Exercise prompt:
Reading down the listing below, count the lines where the word "does" shows up, then give only that count.

Given records:
= = = =

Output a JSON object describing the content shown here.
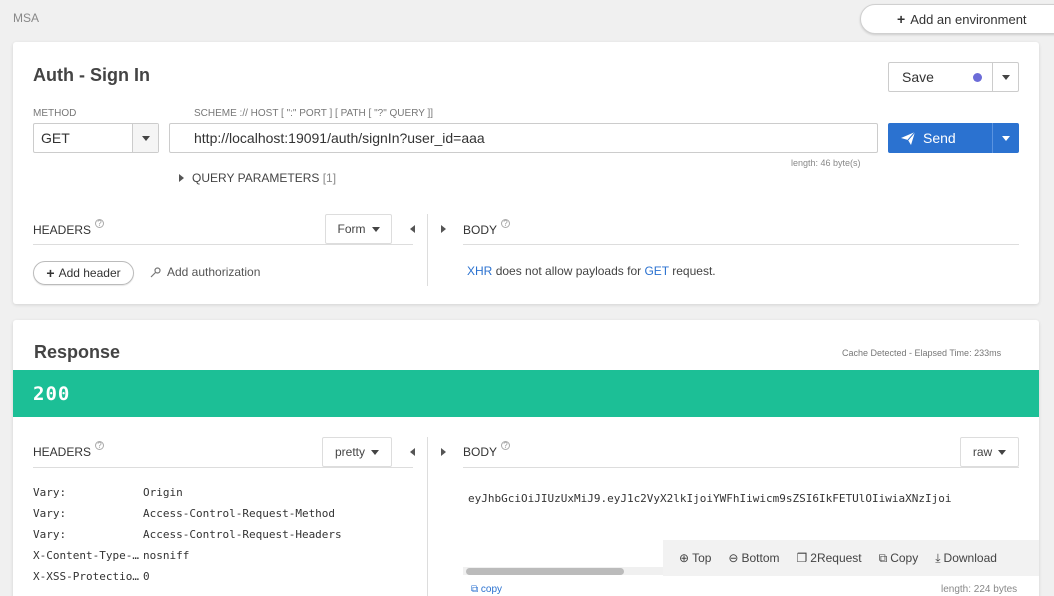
{
  "breadcrumb": "MSA",
  "environment_button": {
    "label": "Add an environment"
  },
  "request": {
    "title": "Auth - Sign In",
    "save_label": "Save",
    "method_label": "METHOD",
    "method_value": "GET",
    "scheme_label": "SCHEME :// HOST [ \":\" PORT ] [ PATH [ \"?\" QUERY ]]",
    "url": "http://localhost:19091/auth/signIn?user_id=aaa",
    "send_label": "Send",
    "length_text": "length: 46 byte(s)",
    "query_params_label": "QUERY PARAMETERS",
    "query_params_count": "[1]",
    "headers_label": "HEADERS",
    "headers_mode": "Form",
    "body_label": "BODY",
    "add_header_label": "Add header",
    "add_authorization_label": "Add authorization",
    "body_msg": {
      "xhr": "XHR",
      "middle": "does not allow payloads for",
      "method": "GET",
      "end": "request."
    }
  },
  "response": {
    "title": "Response",
    "cache_info": "Cache Detected - Elapsed Time: 233ms",
    "status_code": "200",
    "status_color": "#1cbf96",
    "headers_label": "HEADERS",
    "headers_mode": "pretty",
    "body_label": "BODY",
    "body_mode": "raw",
    "headers": [
      {
        "key": "Vary:",
        "value": "Origin"
      },
      {
        "key": "Vary:",
        "value": "Access-Control-Request-Method"
      },
      {
        "key": "Vary:",
        "value": "Access-Control-Request-Headers"
      },
      {
        "key": "X-Content-Type-Options:",
        "value": "nosniff"
      },
      {
        "key": "X-XSS-Protection:",
        "value": "0"
      }
    ],
    "body_text": "eyJhbGciOiJIUzUxMiJ9.eyJ1c2VyX2lkIjoiYWFhIiwicm9sZSI6IkFETUlOIiwiaXNzIjoi",
    "toolbar": {
      "top": "Top",
      "bottom": "Bottom",
      "to_request": "2Request",
      "copy": "Copy",
      "download": "Download"
    },
    "copy_link": "copy",
    "length_text": "length: 224 bytes"
  }
}
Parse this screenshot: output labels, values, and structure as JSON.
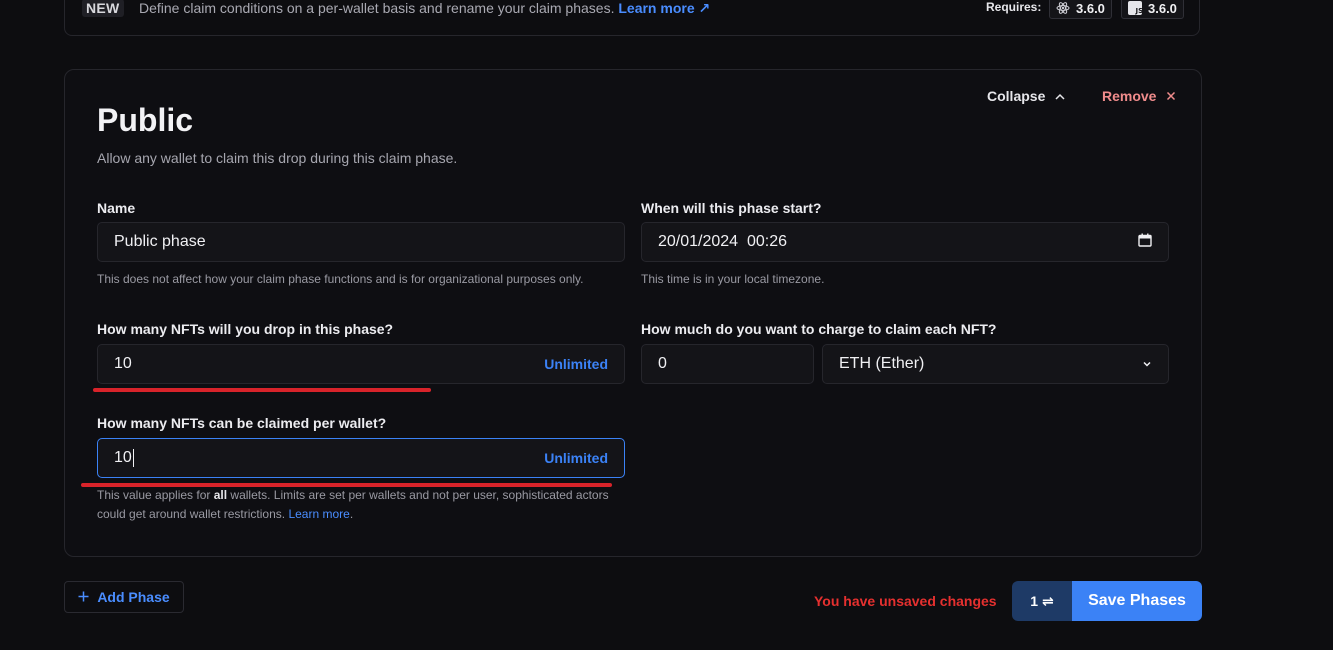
{
  "banner": {
    "badge": "NEW",
    "text": "Define claim conditions on a per-wallet basis and rename your claim phases.",
    "link": "Learn more ↗",
    "requires_label": "Requires:",
    "react_version": "3.6.0",
    "js_version": "3.6.0"
  },
  "phase": {
    "title": "Public",
    "subtitle": "Allow any wallet to claim this drop during this claim phase.",
    "collapse_label": "Collapse",
    "remove_label": "Remove",
    "name_label": "Name",
    "name_value": "Public phase",
    "name_help": "This does not affect how your claim phase functions and is for organizational purposes only.",
    "start_label": "When will this phase start?",
    "start_value": "20/01/2024  00:26",
    "start_help": "This time is in your local timezone.",
    "drop_label": "How many NFTs will you drop in this phase?",
    "drop_value": "10",
    "unlimited_label": "Unlimited",
    "charge_label": "How much do you want to charge to claim each NFT?",
    "price_value": "0",
    "currency_value": "ETH (Ether)",
    "per_wallet_label": "How many NFTs can be claimed per wallet?",
    "per_wallet_value": "10",
    "per_wallet_help_1": "This value applies for",
    "per_wallet_help_bold": "all",
    "per_wallet_help_2": "wallets. Limits are set per wallets and not per user, sophisticated actors could get around wallet restrictions.",
    "per_wallet_help_link": "Learn more",
    "per_wallet_help_end": "."
  },
  "footer": {
    "add_phase": "Add Phase",
    "unsaved": "You have unsaved changes",
    "changes_count": "1",
    "save_label": "Save Phases"
  },
  "colors": {
    "accent": "#3b82f6",
    "danger": "#e5302f",
    "annotation": "#d8232a"
  }
}
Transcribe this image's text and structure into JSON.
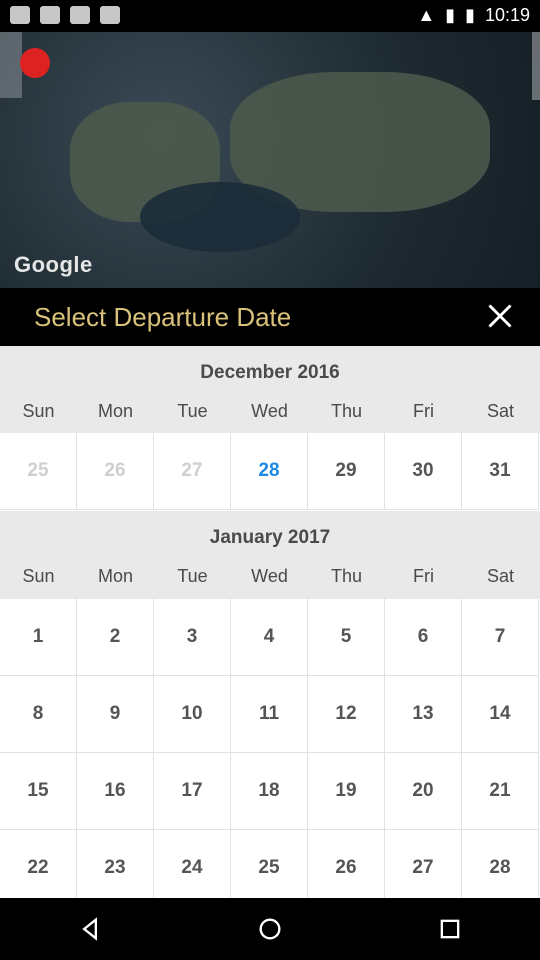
{
  "status_bar": {
    "time": "10:19"
  },
  "map": {
    "attribution": "Google"
  },
  "dialog": {
    "title": "Select Departure Date"
  },
  "weekdays": [
    "Sun",
    "Mon",
    "Tue",
    "Wed",
    "Thu",
    "Fri",
    "Sat"
  ],
  "months": [
    {
      "title": "December 2016",
      "weeks": [
        [
          {
            "label": "25",
            "state": "inactive"
          },
          {
            "label": "26",
            "state": "inactive"
          },
          {
            "label": "27",
            "state": "inactive"
          },
          {
            "label": "28",
            "state": "today"
          },
          {
            "label": "29",
            "state": "active"
          },
          {
            "label": "30",
            "state": "active"
          },
          {
            "label": "31",
            "state": "active"
          }
        ]
      ]
    },
    {
      "title": "January 2017",
      "weeks": [
        [
          {
            "label": "1",
            "state": "active"
          },
          {
            "label": "2",
            "state": "active"
          },
          {
            "label": "3",
            "state": "active"
          },
          {
            "label": "4",
            "state": "active"
          },
          {
            "label": "5",
            "state": "active"
          },
          {
            "label": "6",
            "state": "active"
          },
          {
            "label": "7",
            "state": "active"
          }
        ],
        [
          {
            "label": "8",
            "state": "active"
          },
          {
            "label": "9",
            "state": "active"
          },
          {
            "label": "10",
            "state": "active"
          },
          {
            "label": "11",
            "state": "active"
          },
          {
            "label": "12",
            "state": "active"
          },
          {
            "label": "13",
            "state": "active"
          },
          {
            "label": "14",
            "state": "active"
          }
        ],
        [
          {
            "label": "15",
            "state": "active"
          },
          {
            "label": "16",
            "state": "active"
          },
          {
            "label": "17",
            "state": "active"
          },
          {
            "label": "18",
            "state": "active"
          },
          {
            "label": "19",
            "state": "active"
          },
          {
            "label": "20",
            "state": "active"
          },
          {
            "label": "21",
            "state": "active"
          }
        ],
        [
          {
            "label": "22",
            "state": "active"
          },
          {
            "label": "23",
            "state": "active"
          },
          {
            "label": "24",
            "state": "active"
          },
          {
            "label": "25",
            "state": "active"
          },
          {
            "label": "26",
            "state": "active"
          },
          {
            "label": "27",
            "state": "active"
          },
          {
            "label": "28",
            "state": "active"
          }
        ]
      ]
    }
  ],
  "colors": {
    "title": "#d9c27a",
    "today": "#1e88e5",
    "inactive": "#cfcfcf"
  }
}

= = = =

Result:
2